━━━ EXTRACTED INFORMATION ━━━

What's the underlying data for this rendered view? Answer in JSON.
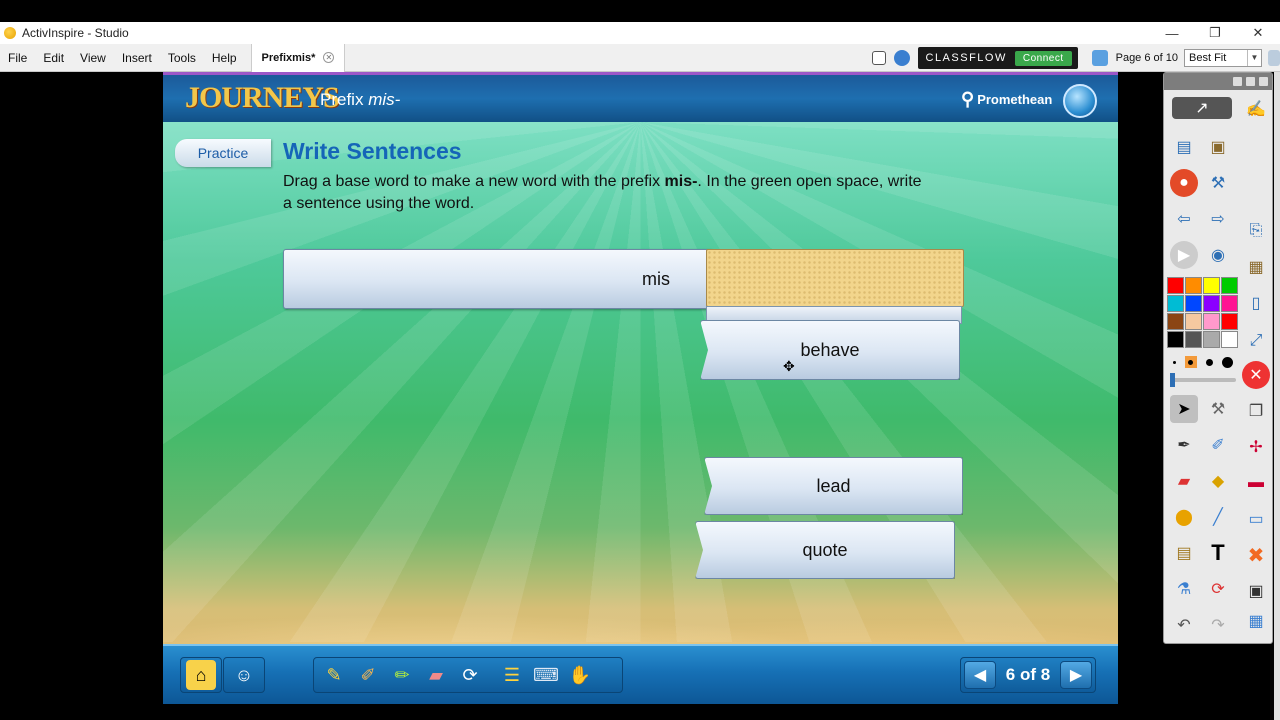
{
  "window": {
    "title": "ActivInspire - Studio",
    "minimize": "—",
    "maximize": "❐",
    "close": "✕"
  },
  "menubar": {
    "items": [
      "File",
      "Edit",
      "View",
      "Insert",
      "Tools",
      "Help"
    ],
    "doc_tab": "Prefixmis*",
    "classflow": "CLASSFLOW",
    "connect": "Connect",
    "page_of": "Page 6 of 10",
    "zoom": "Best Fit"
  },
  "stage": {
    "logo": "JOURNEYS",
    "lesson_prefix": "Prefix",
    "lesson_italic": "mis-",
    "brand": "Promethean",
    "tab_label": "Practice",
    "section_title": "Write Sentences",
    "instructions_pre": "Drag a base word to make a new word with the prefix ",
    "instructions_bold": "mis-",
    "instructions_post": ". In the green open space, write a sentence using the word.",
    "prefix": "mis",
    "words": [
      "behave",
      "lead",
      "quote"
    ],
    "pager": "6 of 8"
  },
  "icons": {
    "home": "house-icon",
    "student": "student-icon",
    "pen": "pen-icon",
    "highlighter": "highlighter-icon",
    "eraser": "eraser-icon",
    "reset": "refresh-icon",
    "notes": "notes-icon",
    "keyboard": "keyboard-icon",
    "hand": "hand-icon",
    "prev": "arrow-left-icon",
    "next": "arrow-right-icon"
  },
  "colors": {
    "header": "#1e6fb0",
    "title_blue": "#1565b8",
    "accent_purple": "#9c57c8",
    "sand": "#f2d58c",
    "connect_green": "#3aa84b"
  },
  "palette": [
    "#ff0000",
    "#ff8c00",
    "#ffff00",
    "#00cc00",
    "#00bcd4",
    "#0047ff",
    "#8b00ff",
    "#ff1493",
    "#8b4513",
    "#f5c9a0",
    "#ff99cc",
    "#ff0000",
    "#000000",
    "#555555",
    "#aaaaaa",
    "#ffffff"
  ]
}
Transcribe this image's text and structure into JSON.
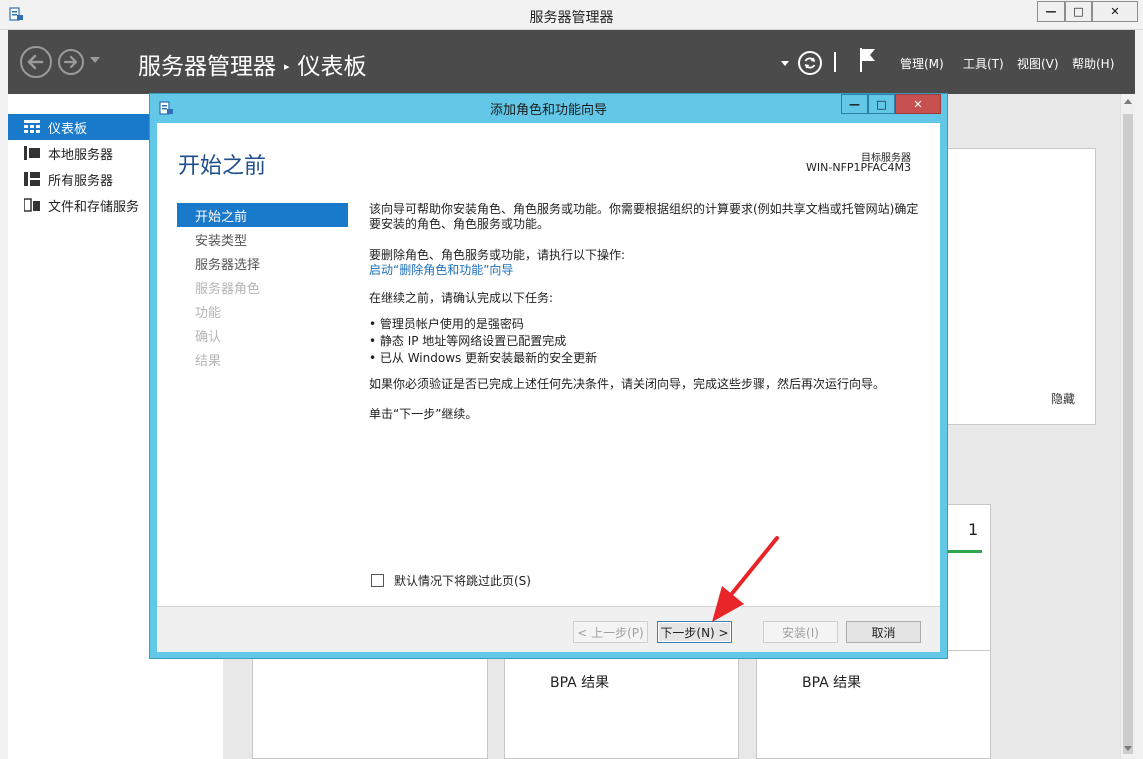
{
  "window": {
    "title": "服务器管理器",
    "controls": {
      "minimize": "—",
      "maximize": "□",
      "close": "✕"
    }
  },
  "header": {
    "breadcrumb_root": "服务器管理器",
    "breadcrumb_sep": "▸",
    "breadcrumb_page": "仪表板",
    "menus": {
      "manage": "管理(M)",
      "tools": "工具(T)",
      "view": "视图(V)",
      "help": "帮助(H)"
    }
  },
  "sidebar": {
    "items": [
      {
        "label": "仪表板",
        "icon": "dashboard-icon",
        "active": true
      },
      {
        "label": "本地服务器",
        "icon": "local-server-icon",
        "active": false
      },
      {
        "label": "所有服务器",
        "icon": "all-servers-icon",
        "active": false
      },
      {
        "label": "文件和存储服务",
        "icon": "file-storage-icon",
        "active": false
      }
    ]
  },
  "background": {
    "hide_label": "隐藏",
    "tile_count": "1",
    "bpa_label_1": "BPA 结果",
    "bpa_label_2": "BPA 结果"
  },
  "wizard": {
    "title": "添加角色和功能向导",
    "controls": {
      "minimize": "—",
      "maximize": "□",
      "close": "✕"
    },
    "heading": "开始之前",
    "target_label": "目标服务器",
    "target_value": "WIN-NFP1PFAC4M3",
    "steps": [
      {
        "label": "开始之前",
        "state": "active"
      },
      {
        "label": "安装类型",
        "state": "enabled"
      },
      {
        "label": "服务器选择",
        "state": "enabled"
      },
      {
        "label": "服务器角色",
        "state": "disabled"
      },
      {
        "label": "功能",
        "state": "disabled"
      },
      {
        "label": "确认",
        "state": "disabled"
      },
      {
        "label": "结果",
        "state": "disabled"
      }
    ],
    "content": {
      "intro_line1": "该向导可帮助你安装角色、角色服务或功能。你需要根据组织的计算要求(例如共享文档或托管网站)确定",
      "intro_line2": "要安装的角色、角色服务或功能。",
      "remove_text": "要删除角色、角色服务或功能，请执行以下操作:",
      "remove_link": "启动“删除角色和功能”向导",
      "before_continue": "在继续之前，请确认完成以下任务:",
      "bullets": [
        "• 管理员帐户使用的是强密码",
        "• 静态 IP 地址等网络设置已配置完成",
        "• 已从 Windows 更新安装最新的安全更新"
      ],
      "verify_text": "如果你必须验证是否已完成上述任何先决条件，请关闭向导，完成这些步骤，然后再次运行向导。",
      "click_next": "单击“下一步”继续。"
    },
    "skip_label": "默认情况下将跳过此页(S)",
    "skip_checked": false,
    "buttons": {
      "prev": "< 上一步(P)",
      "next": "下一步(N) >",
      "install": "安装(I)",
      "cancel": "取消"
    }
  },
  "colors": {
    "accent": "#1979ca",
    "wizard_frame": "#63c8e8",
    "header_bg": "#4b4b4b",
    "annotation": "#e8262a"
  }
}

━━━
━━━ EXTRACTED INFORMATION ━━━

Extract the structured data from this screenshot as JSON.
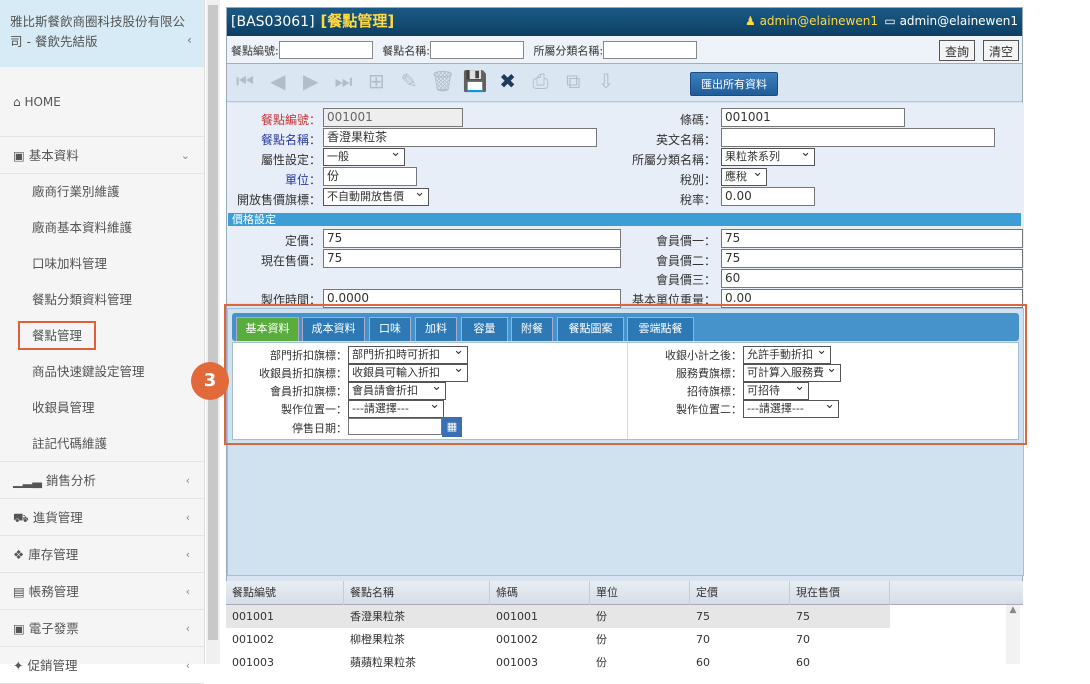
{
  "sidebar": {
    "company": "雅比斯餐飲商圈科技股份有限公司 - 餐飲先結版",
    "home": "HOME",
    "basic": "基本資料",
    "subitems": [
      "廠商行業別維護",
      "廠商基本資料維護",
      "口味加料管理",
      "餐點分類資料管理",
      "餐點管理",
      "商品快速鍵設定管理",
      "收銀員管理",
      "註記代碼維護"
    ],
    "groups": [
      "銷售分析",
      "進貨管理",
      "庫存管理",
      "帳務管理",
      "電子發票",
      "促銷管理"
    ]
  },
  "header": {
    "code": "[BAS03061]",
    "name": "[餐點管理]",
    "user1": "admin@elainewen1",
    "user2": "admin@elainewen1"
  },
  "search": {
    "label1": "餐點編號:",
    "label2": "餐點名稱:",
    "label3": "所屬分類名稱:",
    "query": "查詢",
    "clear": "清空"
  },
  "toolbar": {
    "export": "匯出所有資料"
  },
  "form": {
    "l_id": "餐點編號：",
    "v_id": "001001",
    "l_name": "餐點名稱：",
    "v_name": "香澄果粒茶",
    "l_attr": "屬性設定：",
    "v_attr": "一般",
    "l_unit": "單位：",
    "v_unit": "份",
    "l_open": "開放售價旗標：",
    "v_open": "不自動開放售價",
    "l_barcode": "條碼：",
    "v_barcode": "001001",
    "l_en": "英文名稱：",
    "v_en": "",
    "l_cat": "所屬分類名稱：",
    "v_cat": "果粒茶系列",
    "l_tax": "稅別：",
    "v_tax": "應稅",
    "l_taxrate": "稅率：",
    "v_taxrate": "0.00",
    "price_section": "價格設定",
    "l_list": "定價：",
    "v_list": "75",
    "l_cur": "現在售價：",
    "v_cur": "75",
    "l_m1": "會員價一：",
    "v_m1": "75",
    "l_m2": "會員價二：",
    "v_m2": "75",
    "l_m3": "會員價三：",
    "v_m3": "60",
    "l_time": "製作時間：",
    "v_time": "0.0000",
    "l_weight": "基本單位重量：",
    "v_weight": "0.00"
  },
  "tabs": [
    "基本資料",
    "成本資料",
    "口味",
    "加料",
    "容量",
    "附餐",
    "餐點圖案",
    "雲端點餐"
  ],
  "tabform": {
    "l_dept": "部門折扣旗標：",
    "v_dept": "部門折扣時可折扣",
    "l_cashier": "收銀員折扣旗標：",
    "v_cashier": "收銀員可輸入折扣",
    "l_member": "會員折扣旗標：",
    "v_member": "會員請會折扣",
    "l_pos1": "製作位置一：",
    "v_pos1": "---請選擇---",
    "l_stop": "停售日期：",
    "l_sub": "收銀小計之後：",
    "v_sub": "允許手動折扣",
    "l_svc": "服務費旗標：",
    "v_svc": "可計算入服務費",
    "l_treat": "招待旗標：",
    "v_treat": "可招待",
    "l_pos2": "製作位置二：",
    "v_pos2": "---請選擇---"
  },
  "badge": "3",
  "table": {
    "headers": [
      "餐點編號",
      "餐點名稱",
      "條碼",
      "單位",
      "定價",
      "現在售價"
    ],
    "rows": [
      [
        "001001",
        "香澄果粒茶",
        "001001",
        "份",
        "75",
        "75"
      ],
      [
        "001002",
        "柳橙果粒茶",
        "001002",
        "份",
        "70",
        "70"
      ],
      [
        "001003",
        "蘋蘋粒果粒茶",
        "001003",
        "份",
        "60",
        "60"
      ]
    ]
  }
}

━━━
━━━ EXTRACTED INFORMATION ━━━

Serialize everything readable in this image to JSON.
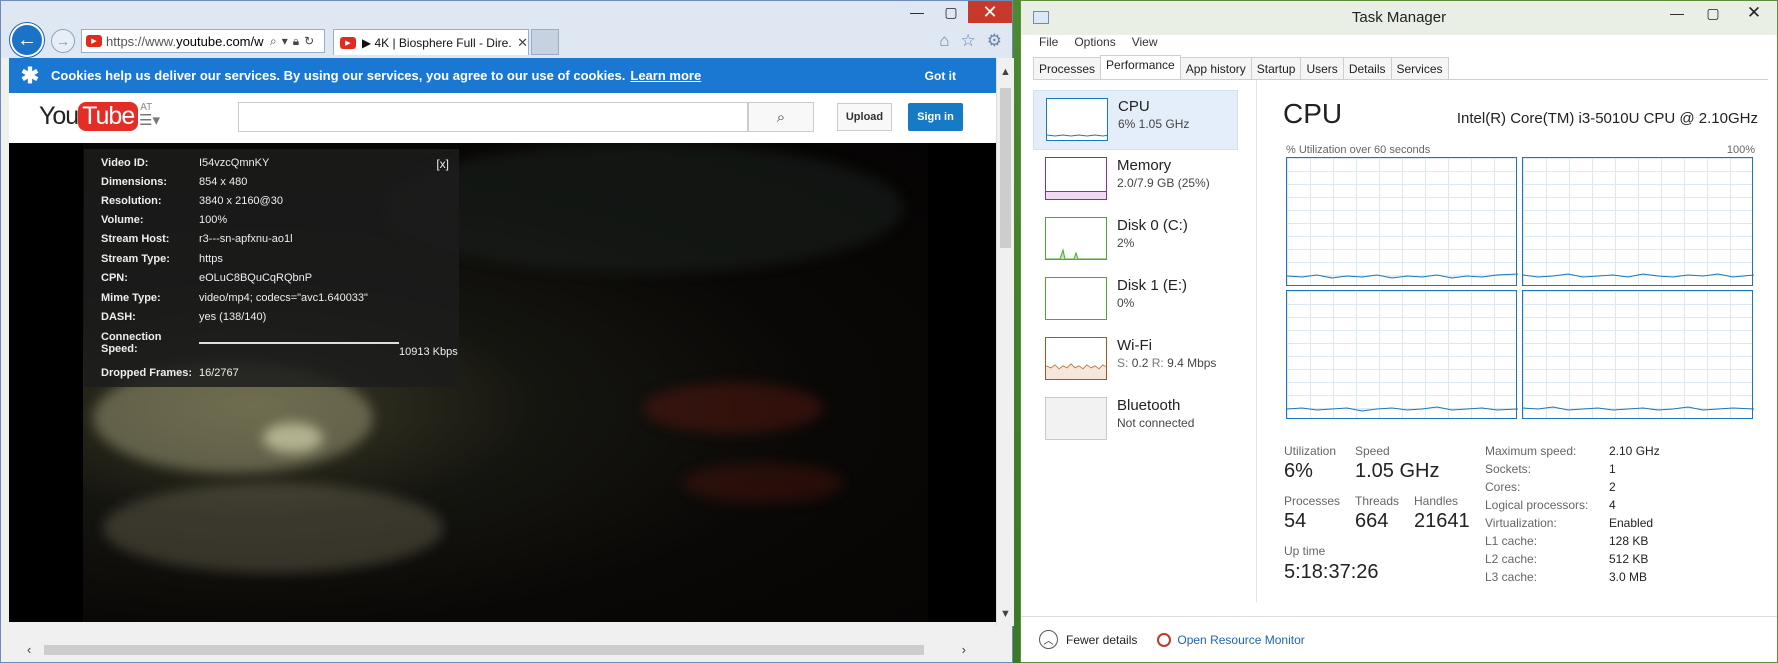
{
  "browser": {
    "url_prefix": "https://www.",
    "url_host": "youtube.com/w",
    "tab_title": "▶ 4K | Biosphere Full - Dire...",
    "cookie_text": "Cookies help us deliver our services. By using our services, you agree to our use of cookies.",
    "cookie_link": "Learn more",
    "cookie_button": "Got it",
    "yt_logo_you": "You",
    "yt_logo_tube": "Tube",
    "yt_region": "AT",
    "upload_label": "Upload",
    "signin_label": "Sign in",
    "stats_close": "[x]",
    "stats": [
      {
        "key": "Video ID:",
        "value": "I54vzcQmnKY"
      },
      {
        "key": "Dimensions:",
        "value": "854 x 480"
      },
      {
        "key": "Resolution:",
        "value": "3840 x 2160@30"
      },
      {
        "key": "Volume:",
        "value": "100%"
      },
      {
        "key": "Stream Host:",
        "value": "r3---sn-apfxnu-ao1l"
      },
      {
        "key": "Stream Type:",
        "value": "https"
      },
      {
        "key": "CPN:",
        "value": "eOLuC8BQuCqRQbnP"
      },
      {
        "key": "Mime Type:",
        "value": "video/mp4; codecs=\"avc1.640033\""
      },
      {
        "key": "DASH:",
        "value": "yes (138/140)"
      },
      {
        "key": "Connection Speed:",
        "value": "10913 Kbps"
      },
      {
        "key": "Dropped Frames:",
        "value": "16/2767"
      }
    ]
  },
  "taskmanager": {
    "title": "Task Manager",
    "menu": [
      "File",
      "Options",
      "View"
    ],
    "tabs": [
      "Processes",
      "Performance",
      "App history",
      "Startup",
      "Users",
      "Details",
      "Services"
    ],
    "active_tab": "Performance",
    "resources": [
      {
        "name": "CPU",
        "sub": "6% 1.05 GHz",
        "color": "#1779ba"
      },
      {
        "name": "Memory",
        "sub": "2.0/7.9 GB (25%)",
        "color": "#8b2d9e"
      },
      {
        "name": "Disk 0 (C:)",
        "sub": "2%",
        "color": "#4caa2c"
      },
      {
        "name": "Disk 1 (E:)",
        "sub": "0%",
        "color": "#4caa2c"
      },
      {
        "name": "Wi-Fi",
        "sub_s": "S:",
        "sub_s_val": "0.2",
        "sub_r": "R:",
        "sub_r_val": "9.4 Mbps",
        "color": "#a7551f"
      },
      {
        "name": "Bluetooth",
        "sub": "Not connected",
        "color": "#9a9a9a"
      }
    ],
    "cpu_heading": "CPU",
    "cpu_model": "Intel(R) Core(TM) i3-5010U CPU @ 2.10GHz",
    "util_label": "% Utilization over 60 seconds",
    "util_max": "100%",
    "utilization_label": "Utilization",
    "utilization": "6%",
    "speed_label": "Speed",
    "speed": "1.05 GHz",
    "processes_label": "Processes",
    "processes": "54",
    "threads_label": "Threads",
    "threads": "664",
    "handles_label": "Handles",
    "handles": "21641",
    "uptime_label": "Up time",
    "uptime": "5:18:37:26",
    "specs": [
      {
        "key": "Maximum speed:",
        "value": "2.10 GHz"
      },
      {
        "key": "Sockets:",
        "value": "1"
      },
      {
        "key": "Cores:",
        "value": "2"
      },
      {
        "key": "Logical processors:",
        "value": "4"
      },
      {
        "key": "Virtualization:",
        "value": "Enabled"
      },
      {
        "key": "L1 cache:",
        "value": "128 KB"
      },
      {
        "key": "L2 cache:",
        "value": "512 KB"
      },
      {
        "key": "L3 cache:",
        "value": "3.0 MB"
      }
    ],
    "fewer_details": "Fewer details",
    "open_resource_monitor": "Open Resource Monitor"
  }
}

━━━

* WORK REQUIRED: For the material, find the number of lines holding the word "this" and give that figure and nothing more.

* ANSWER SECTION: 4